2

I am on Stack Exchange's new CHAOS team and while posting a question like the narwhal question, that's ripe for meme-style attention, is certainly a "chaotic" thing to do, that sort of activity is not the goal of our team. My coworkers and I did not intend to bring negative or unproductive attention to Skeptics.SE. I simply got a little too tongue-in-cheek with the phrasing of my question. 

All of what I posted in the question is true. We do have a coworker who believes narwhals are a myth, like unicorns and jackalopes. We did try the methods I listed in the post, and she continued to think we were pulling her chain. 

So I posted on Skeptics.SE believing it was a place to get a legitimate answer - not to "are narwhals real?" but to "how do I convince a skeptic that something exists without either of us leaving the room?" 

I feel the latter could be an appropriate question. I read the FAQ before posting the original question and felt like the core of our question was on-topic. I think that where I went wrong was in choosing a flippant, joke-y title and theme for the question. With the community's permission, I would like to post  a new question in a more professional manner and see what answers Skeptics.SE can come up with. 

  • And now I've botched posting in meta by not making this a question. Great first impression, eh? (Mods, I promise we were hired to help, not hurt!) – hairboat Jul 29 '11 at 23:01
  • 1
    That's kind of meta. The FAQ says, "It is not for philosophical discussions about skepticism itself." – ChrisW Jul 30 '11 at 2:13
  • @ChrisW Hum. Sounds like maybe it belongs on Philosophy.SE, or something. – hairboat Jul 30 '11 at 2:15
3

A big welcome to the CHAOS team; I look forward seeing what happens when Skeptics.SE gets put under the CHAOS spotlight.

I think that where I went wrong was in choosing a flippant, joke-y title

The problem with the question wasn't the title, and it certainly wasn't that it was attracting attention!

Skeptics.SE is about investigating and finding evidence for dubious (and notable) claims. If there was a widespread issue of narwhal-denialism, then asking "Are narwhals real?" would be quite reasonable.

However, the question was "How do I convince someone that..." which is more of a meta-question about skepticism and the nature of argument than about the narwhal-existence claim itself. Philosophical discussions about skepticism itself are considered off-topic.

This is a subtle point, and I would be hypocritical to be upset, as it took me two or three closed questions during the private beta before I could understand it myself.

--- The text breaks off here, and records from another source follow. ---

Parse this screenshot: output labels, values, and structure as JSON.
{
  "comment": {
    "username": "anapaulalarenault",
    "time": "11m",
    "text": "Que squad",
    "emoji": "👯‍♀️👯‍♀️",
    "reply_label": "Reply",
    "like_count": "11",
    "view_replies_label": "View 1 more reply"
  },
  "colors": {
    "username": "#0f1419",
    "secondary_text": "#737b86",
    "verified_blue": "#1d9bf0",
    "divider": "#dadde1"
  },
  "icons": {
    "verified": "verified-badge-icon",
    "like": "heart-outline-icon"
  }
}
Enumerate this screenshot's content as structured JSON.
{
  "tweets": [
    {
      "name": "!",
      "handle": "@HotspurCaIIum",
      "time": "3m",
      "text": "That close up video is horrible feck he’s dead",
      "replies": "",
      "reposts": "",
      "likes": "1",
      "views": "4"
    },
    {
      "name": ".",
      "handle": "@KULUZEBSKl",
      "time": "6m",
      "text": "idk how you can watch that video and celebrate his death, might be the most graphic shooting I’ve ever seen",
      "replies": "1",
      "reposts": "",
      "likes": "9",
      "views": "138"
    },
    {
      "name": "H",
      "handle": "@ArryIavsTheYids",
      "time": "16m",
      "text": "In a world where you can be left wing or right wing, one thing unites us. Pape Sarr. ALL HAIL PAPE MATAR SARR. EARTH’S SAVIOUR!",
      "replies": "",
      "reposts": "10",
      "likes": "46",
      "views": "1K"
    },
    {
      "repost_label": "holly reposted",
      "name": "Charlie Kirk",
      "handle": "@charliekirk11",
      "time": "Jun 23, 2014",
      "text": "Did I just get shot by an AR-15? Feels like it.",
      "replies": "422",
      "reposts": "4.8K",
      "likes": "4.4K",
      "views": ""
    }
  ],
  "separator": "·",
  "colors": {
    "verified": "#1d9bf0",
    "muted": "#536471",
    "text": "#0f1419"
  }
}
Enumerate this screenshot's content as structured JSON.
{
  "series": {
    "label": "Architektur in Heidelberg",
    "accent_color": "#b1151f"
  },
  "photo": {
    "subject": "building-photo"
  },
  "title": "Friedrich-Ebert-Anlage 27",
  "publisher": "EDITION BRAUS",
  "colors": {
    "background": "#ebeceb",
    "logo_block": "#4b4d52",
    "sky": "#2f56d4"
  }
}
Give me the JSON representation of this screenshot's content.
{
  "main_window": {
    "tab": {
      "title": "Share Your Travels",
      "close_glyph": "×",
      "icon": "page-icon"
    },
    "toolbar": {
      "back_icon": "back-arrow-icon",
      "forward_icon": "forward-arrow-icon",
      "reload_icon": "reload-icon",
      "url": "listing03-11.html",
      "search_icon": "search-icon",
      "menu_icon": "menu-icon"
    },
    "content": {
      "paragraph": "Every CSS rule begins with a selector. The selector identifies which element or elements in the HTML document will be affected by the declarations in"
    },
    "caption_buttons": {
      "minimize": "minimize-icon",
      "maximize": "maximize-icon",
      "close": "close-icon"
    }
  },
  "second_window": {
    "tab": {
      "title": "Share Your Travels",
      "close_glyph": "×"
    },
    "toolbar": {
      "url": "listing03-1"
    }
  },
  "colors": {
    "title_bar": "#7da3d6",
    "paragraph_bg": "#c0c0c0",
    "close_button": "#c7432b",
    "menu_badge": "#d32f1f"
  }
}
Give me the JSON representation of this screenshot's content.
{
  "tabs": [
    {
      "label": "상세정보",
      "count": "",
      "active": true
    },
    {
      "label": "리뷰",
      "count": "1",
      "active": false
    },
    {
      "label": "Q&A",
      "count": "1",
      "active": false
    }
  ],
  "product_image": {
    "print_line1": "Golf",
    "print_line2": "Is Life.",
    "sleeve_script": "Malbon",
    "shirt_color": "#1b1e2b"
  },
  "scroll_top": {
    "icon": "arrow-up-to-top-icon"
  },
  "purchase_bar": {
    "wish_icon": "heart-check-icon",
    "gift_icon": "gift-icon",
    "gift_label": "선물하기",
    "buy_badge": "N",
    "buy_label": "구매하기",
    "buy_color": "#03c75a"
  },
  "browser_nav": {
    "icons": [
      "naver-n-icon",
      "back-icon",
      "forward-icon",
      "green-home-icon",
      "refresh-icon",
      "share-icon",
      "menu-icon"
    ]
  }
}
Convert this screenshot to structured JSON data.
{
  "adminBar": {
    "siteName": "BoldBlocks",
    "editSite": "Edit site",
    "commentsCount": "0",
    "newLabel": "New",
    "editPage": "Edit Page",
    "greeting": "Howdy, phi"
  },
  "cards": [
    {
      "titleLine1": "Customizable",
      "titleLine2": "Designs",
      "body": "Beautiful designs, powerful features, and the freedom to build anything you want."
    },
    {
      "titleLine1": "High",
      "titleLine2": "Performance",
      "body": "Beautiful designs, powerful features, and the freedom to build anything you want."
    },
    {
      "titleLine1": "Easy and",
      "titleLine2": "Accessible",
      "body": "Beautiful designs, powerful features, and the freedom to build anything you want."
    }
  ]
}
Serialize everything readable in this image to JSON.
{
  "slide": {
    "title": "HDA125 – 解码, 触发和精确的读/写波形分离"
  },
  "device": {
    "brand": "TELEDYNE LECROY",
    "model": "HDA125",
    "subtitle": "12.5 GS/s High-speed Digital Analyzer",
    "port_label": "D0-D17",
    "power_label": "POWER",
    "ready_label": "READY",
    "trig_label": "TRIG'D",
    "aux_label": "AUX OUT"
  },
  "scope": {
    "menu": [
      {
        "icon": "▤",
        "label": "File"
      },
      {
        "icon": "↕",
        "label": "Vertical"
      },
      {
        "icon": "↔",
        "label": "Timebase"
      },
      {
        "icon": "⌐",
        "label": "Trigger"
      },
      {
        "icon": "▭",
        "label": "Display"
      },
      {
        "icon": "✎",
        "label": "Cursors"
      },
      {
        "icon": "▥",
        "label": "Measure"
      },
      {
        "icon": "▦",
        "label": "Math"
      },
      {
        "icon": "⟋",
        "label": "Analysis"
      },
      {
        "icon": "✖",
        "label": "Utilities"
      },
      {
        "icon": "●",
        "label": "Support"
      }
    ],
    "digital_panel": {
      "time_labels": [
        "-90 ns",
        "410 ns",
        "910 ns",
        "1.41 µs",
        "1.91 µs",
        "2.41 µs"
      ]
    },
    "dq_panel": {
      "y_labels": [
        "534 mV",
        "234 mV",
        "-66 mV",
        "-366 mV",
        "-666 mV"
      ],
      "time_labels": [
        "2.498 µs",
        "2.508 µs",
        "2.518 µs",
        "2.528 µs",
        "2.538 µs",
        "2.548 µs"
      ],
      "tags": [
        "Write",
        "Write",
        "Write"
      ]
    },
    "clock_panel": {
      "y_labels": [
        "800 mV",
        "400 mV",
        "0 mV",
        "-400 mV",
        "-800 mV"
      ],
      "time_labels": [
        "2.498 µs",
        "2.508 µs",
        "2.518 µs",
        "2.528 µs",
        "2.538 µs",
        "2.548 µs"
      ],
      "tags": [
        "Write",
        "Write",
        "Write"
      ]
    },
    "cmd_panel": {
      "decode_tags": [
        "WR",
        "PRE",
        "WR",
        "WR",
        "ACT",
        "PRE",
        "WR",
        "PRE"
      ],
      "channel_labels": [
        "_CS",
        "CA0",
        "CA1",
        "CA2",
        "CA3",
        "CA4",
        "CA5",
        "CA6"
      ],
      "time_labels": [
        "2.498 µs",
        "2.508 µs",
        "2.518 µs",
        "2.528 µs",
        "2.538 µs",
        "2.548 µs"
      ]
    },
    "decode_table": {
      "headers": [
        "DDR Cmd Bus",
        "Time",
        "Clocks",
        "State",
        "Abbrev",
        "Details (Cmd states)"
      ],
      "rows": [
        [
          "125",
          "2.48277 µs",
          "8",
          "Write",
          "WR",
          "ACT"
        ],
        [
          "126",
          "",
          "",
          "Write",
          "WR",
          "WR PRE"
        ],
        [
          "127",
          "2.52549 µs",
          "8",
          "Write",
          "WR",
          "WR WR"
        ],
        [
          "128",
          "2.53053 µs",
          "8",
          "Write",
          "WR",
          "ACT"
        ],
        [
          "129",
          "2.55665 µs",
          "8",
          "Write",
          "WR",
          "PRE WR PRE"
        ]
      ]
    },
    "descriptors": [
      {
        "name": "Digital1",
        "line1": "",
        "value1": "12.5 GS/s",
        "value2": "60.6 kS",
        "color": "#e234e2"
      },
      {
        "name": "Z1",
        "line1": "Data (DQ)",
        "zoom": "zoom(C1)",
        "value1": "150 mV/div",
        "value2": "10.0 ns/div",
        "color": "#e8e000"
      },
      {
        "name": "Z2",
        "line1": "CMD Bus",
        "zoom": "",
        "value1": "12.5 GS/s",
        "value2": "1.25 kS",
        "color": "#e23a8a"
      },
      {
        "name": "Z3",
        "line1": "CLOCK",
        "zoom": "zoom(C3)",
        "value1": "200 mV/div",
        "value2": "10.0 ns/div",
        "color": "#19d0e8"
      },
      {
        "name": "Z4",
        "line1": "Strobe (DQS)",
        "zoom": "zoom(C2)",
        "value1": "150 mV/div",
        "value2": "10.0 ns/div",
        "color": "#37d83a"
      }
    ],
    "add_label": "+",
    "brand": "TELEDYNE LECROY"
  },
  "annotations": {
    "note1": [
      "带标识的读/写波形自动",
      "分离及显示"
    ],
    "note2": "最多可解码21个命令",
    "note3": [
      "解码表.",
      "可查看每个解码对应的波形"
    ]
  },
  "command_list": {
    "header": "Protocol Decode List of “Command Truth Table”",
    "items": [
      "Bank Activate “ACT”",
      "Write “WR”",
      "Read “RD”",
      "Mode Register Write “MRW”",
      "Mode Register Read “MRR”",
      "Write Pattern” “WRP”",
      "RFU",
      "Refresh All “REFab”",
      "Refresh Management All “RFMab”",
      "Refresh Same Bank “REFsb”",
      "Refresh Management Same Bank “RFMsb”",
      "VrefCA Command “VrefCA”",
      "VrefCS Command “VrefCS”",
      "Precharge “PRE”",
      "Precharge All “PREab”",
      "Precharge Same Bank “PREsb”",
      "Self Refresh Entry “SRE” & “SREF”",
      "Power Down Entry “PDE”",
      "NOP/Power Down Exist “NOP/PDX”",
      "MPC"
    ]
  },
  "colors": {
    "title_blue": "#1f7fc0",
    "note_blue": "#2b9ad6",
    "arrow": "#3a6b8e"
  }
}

With the community's permission, I would like to post a new question [...] and see what answers Skeptics.SE can come up with.

Our permission? They are our demands! :-)

  • Ok. I think I get it now. And I am glad nobody thought we were pulling anyone's chain. Narwhals are serious business. – hairboat Jul 30 '11 at 12:35
3

Either way you pose your question, it would be closed as "off topic."

In your first version — Questions are considered an issue of "skepticism" when you are questioning the accuracy of a public claim made by the media or some other well-established, referenced source. "Someone I know doesn't believe in narwhals" doesn't really qualify.

In the second version you are proposing — You are no longer asking about a claim of pseudoscience. You are asking about techniques of debate and debunking claims. This is a site about "applied skepticism"; i.e, discussing the validity (or not) of specific pseudoscience claims. Skeptics SE is not about discussing the tenets of skepticism (how to debunk claims, providing proof, etc).

Both versions of your question would be considered off topic and closed.

You must log in to answer this question.

Not the answer you're looking for? Browse other questions tagged .